The compromise bill didn’t reach the floor until minutes before the session was set to expire, though, with tensions running high over the failure of the state’s construction budget. Sen. Karen Carter Peterson, D-New Orleans, apparently angry over the handling of the construction budget by members of the House, effectively blocked a vote.
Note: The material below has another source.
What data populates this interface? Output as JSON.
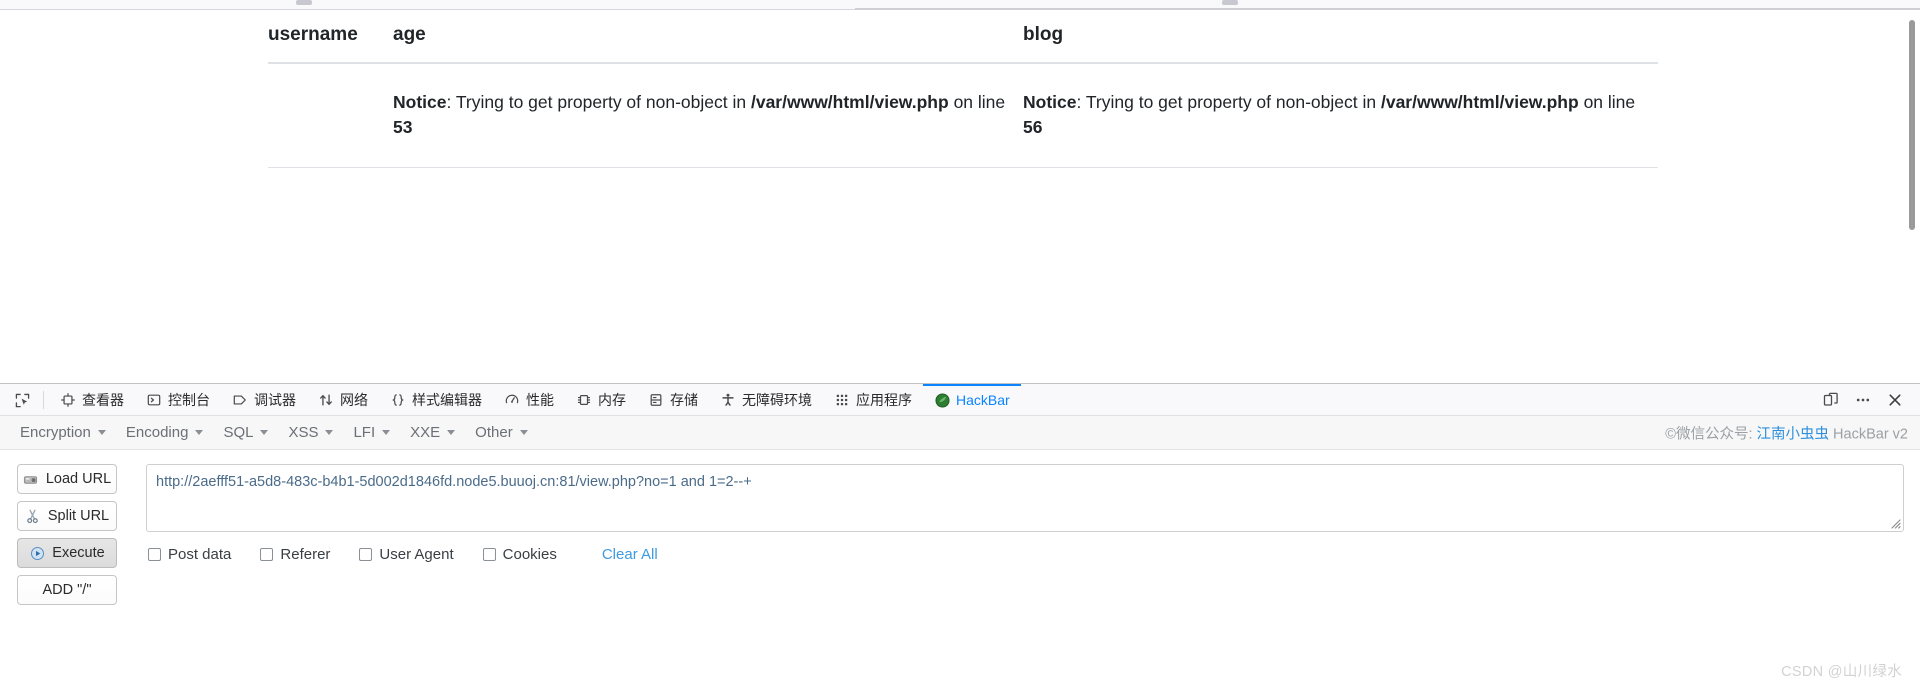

She did not return a call seeking comment.
Both Martiny and Pete Adams, executive director of the Louisiana District Attorneys Association, blamed each other for the delays in striking a compromise.
“The folks that wanted to abolish juvenile life came back and made some concessions,” Adams said. “We were willing to give a little but then it died for reasons that had little to do with our original bill.”
“I am disappointed, very disappointed,” Martiny said. “A lot of people worked very hard on it.”
Even if the Legislature had passed a bill, court battles may still have loomed over exactly how parole hearings should operate and over other parole conditions, such as a requirement that inmates acquire a GED before petitioning for release, said Plaisance, the attorney for Montgomery. In a motion filed March 23 before the state Supreme Court on behalf of Montgomery, Plaisance argued that his client hasn’t been able to enroll in prison training programs because spots in the classes are given first to inmates with pending release dates.
But such litigation will take a back seat, at least for the moment, as the courts attempt to sort out the hundreds of cases of those serving unconstitutional sentences.
If the Legislature doesn’t address the issue when it returns to regular session in 2017, Dixon and others said, the litigation could tie up court dockets and public resources for years.
“It’s going to cost millions of dollars and it’s going to be over a series of years — that’s a safe bet,” Dixon said. “I am disappointed that no legislation was passed and it’s placed everyone in a very tenuous position.”
Follow Bryn Stole on Twitter, @BrynStole.